(Records from a data collection)
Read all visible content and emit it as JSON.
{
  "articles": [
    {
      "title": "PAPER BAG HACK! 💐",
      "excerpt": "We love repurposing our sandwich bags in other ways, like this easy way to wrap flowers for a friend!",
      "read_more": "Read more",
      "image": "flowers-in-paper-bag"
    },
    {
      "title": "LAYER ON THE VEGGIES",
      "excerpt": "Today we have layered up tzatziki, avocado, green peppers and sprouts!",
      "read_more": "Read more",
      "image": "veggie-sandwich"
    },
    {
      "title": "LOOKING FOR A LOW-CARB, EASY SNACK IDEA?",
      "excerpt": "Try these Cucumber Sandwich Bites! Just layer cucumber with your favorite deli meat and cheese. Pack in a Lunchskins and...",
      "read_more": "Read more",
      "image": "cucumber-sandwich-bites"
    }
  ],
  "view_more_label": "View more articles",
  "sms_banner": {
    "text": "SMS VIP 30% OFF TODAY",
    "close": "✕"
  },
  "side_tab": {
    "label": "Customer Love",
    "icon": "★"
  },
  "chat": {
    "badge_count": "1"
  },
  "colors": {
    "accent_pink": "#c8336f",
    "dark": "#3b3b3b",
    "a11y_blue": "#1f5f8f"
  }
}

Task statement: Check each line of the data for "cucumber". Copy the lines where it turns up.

Response area:
      "excerpt": "Try these Cucumber Sandwich Bites! Just layer cucumber with your favorite deli meat and cheese. Pack in a Lunchskins and...",
      "image": "cucumber-sandwich-bites"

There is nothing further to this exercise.